Coulter worked on Letterman’s show for nearly 20 years
Alan Coulter, the announcer who introduced David Letterman for most of his run on “The Late Show,” has died. He was 78 years old.
Coulter was the voice behind the acclaimed late-night program since 1995, nearly two years after Letterman moved from NBC to CBS, and continued with the show until he stepped down as host in 2015.
Coulter’s wife Peggy confirmed the news of his death to The Hollywood Reporter, noting that he died at Stamford Hospital in Connecticut. Meanwhile, Rabbi Joshua Hammerman of Beth El, Connecticut, also confirmed in a statement to Deadline that he had died.
‘My Big Fat Greek Wedding’ cast reunites, honors late star Michael Constantine
The red-headed comedian was perhaps best known for his distinctive voice, which he used every night to introduce himself not only to Letterman but also to his guests. In addition, he often participated in comedy sketches such as “Alan Coulter’s Celebrity Interview” after Letterman finished interviewing his guests. time limit notes that the fan-favorite will also use his droll humor to vent anger or bitterness at the host, omitting profanity and forcing the host to act as if his own show has been derailed.
“When our 15-year-old announcer Bill Wendell retired, producer Robert Morton came into my office with an audiotape of several announcers auditioning. Alan had the first and only voice we heard. We knew he would be our choice. ,” Letterman said in a statement (via) Diversity) “And whatever, we’ve always had the best announcer in television. Amazing voice and an eagerness to play a goofy character of his own. Did I mention he could sing? Yes he could. He excitedly did it. All done. Very sad day, but many great memories.”
‘Bridgeton’ writer Julia Quinn’s father and sister die in car accident
Hollywood Reporter Note that he was born in 1943 in Brooklyn and raised in New York communities such as Little Neck and Cedarhurst. He graduated from Hobart College in Geneva, NY before attending law school at New York University. Appropriately, he taught public speaking and English to high school students on Long Island before starting his broadcasting career.
He reportedly worked as an announcer on game shows such as “To Tell the Truth,” “The $25,000 Pyramid” and “The Money Maze.” His unique voice can also be recognized from countless commercials, including a brief stint as the voice of the Michelin Man.

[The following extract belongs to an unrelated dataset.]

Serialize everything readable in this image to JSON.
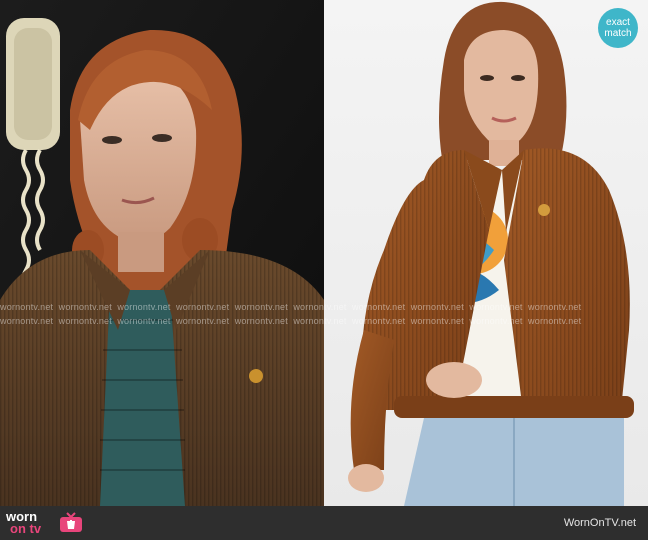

The outlet reports that he is survived by his wife and daughters Lauren and Diana, as well as their grandchildren, Samantha, Ethan, Jordan, Isabel and Owen. He also has a brother named Gary.